|Surfing for Life: Press Release|
SURFING FOR LIFE: INSPIRATIONAL FILM ON OLDER SURFERS IS PRESENTED BY KQED
Available April 14, 2001 via American Public Television (APT) to Public Television Stations Nationwide
Surfing for Life, an entertaining and inspirational portrait of nine older surfers still riding waves in their 60s, 70s, 80s and 90s, will be distributed by American Public Television to public television stations nationwide beginning in April, 2001. Presented by KQED San Francisco and directed by award-winning filmmaker David L. Brown, this remarkable documentary journey portrays the "sport of kings" as a uniquely powerful metaphor for passionate involvement and life's possibilities as we all grow older. This is a film for all audiences that details the fascinating lives of heroic role models who are "following their bliss" and staying active and engaged into their seventh, eighth and ninth decades.
Narrated by acclaimed actor Beau Bridges, Surfing for Life blends compelling life stories told through interviews, contemporary day-in-the-life footage, and a wealth of rare archival material including images from several of the world's finest early surf filmmakers and photographers. Through these insightful profiles and a healthy dose of humor, this dynamic film challenges the negative images of aging presented in America's youth-obsessed culture.
Surfing for Life not only challenges ageism, it also weaves a tapestry of unforgettable stories that embody many universal aspects of the human experience. The surfers' tales reveal, among many lessons, courage in the face of adversity, the power of the human spirit and a celebration of values and relationships that contribute to rich, meaningful, well-spent lives. Some examples:
after living through the attack on Pearl Harbor, John Kelly (age 81) is transformed into a life-long peace activist;

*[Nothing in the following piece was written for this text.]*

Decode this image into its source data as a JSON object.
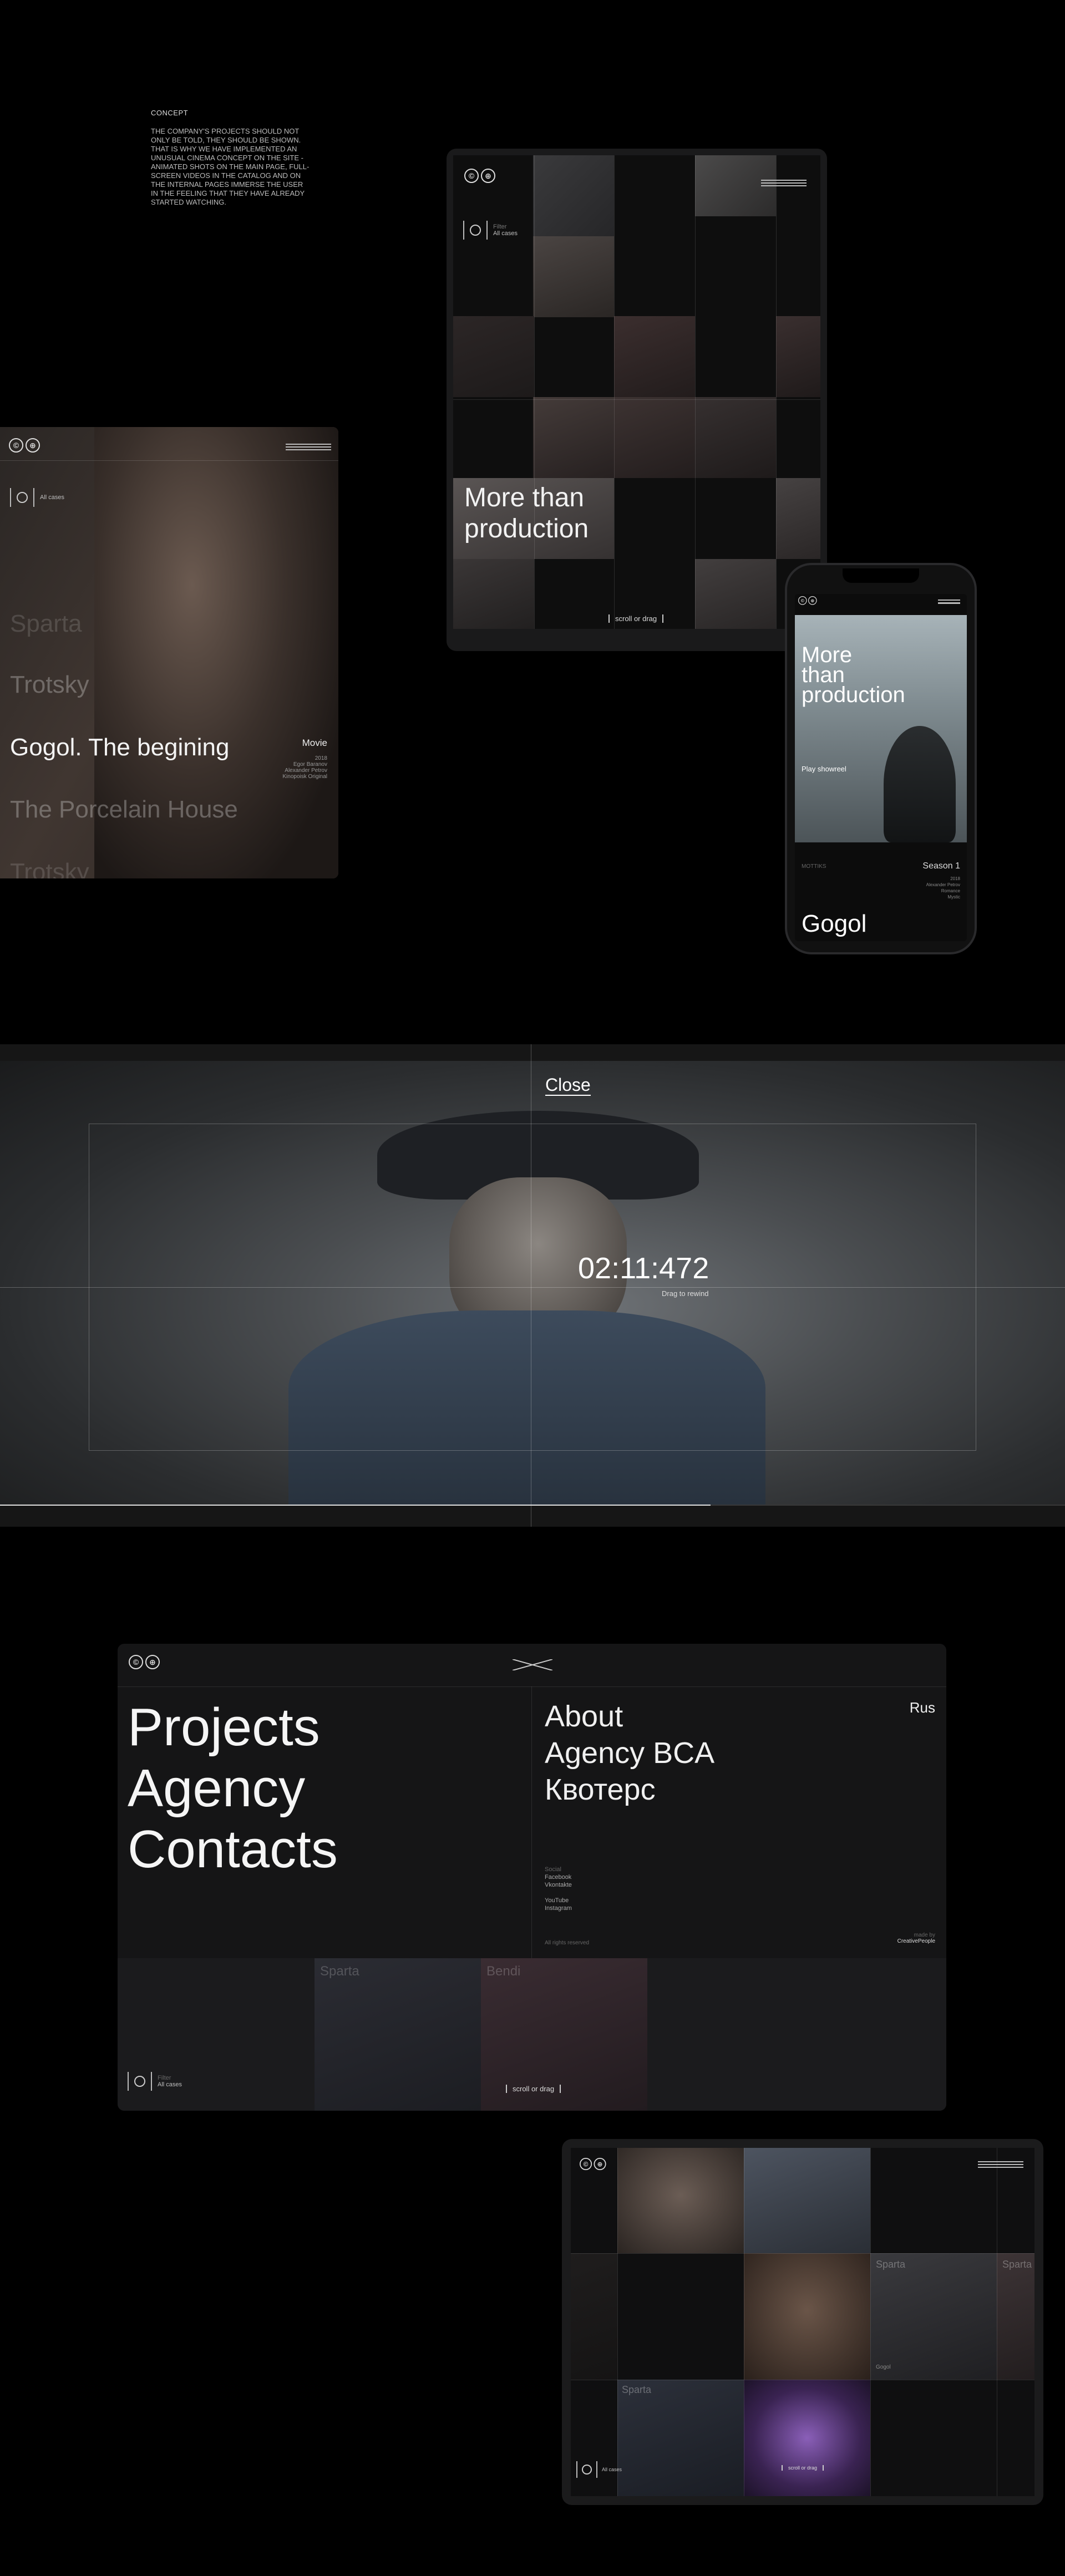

Anona Napoleon (age 60) survived a paralyzing diving accident then used faith, will and visualization to achieve a miraculous full recovery;

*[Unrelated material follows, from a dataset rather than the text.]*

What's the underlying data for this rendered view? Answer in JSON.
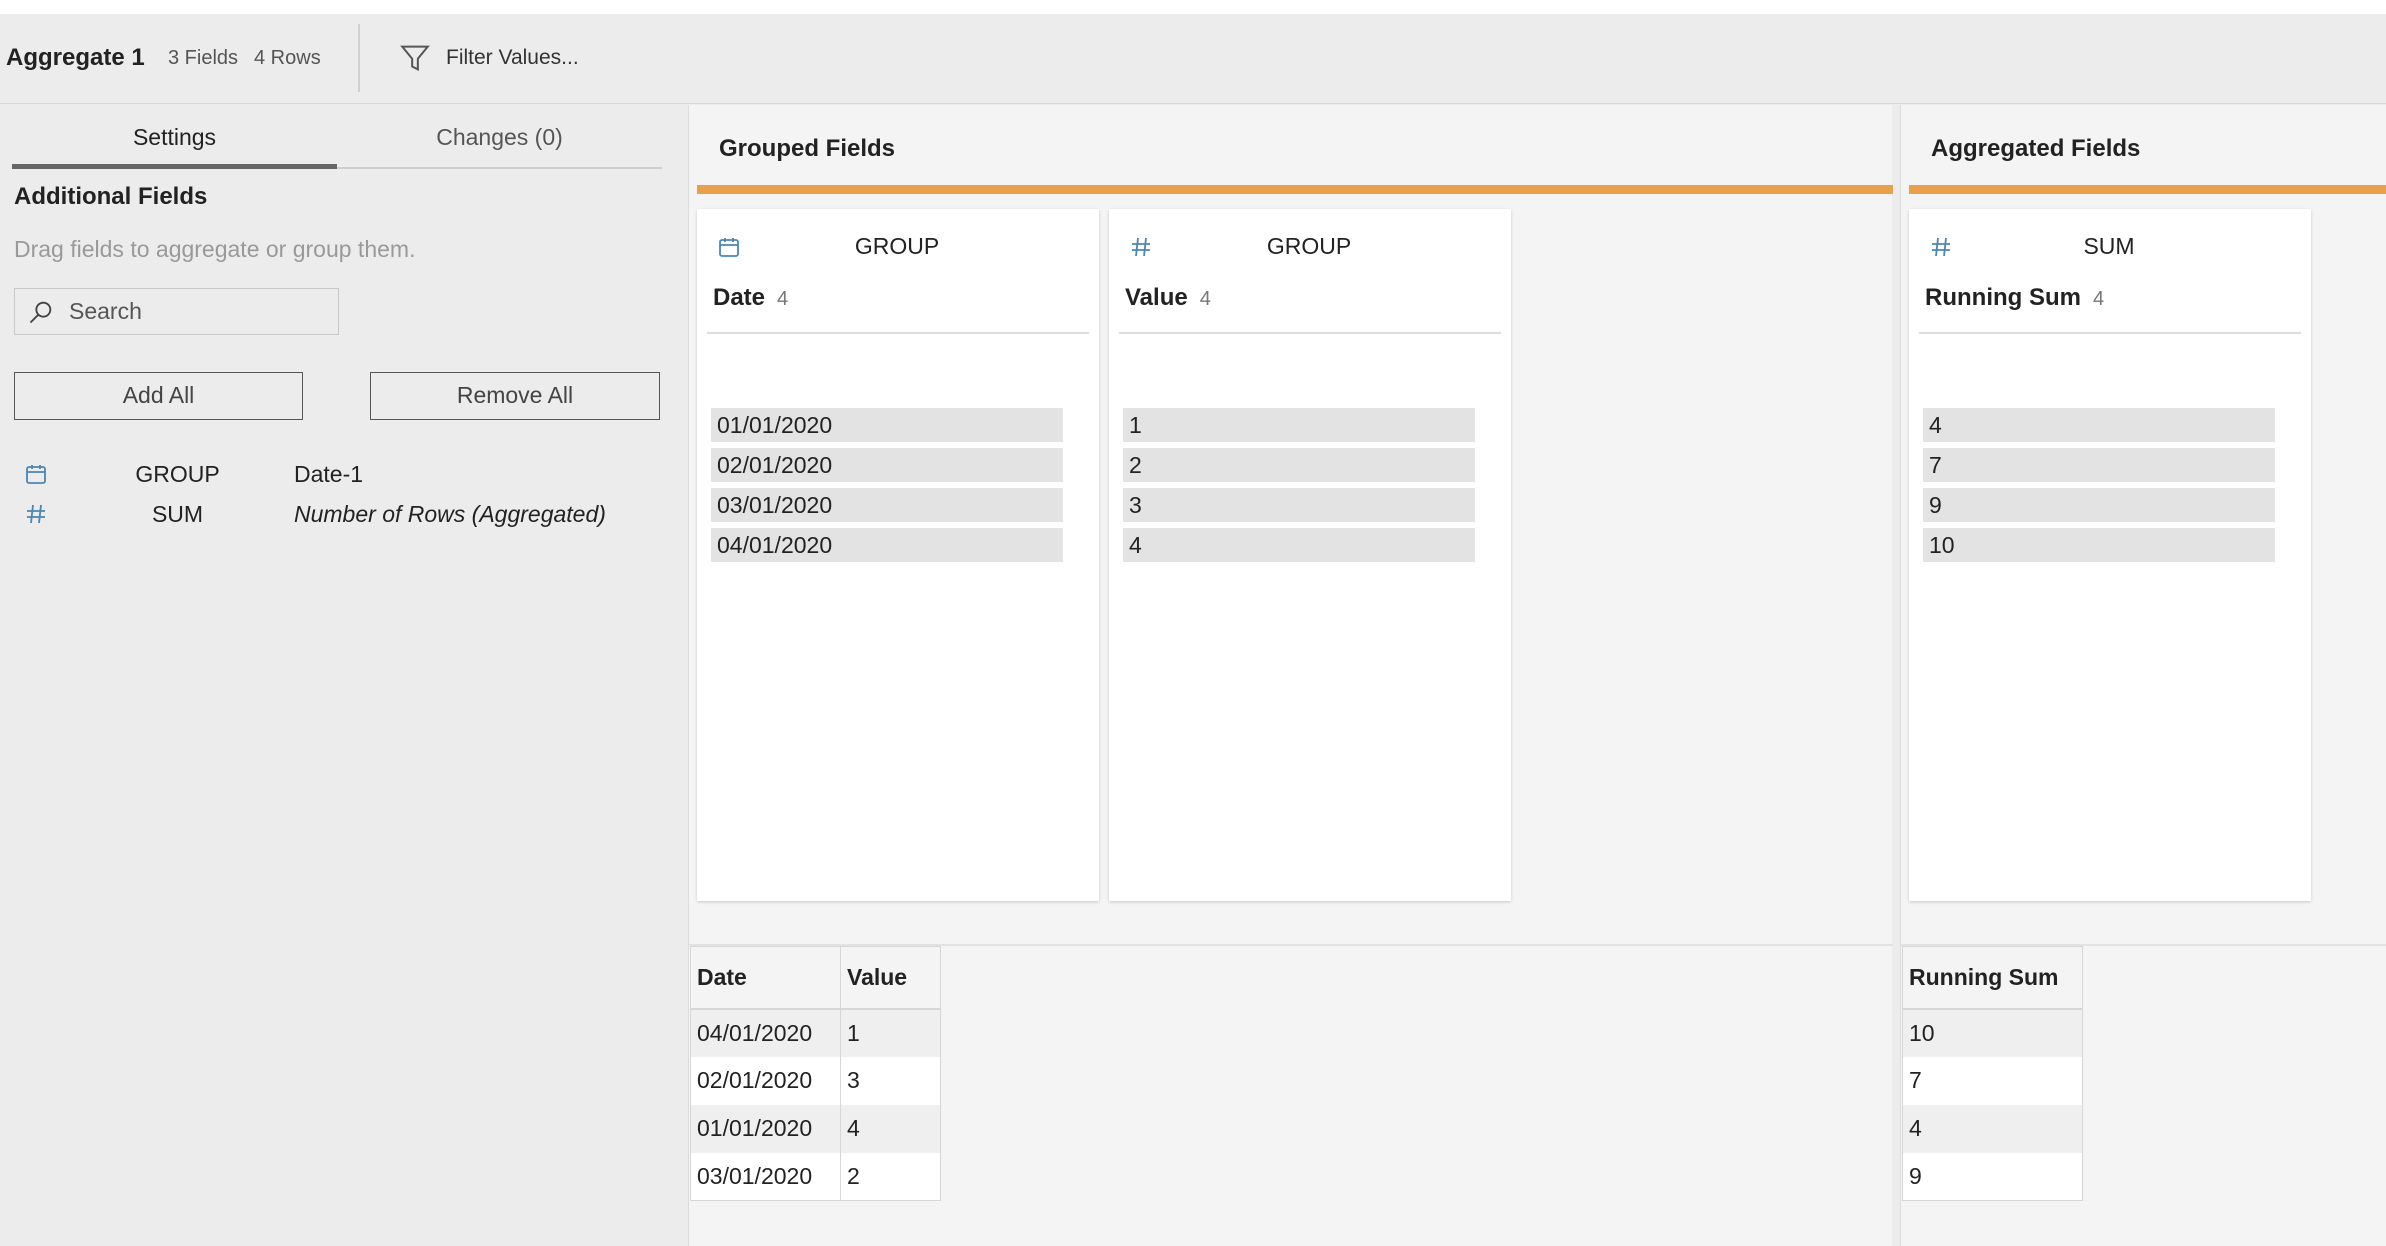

Woody Brown (age 88) feels reborn after "working with love" as a volunteer at an adult day health center; and
Fred Van Dyke (age 70) speaks for everyone who is dealing with the challenges of aging as he copes with the painful decision to quit surfing 25 foot waves at age 60.
With life-embracing warmth and humor, the older surfers in Surfing for Life overturn the common perception of surfing as an activity only for young people and, in the process, make an important and eloquent statement about the human potential of later life. Audiences and critics alike confirm that this is one of the most memorable and uplifting films on growing older ever produced.
KQED operates KQED Public Television 9, the nation's most-watched public television station (in prime-time), and Digital Television 30, Northern California's only public television digital signal; KQED Public Radio 88.5 FM, the most listened-to public radio station in the nation; the KQED Education Network, which brings the impact of KQED to thousands of teachers, students, parents and media professionals through workshops, seminars and resources; and kqed.org, which harnesses the power of the Internet to bring KQED to communities across the Web.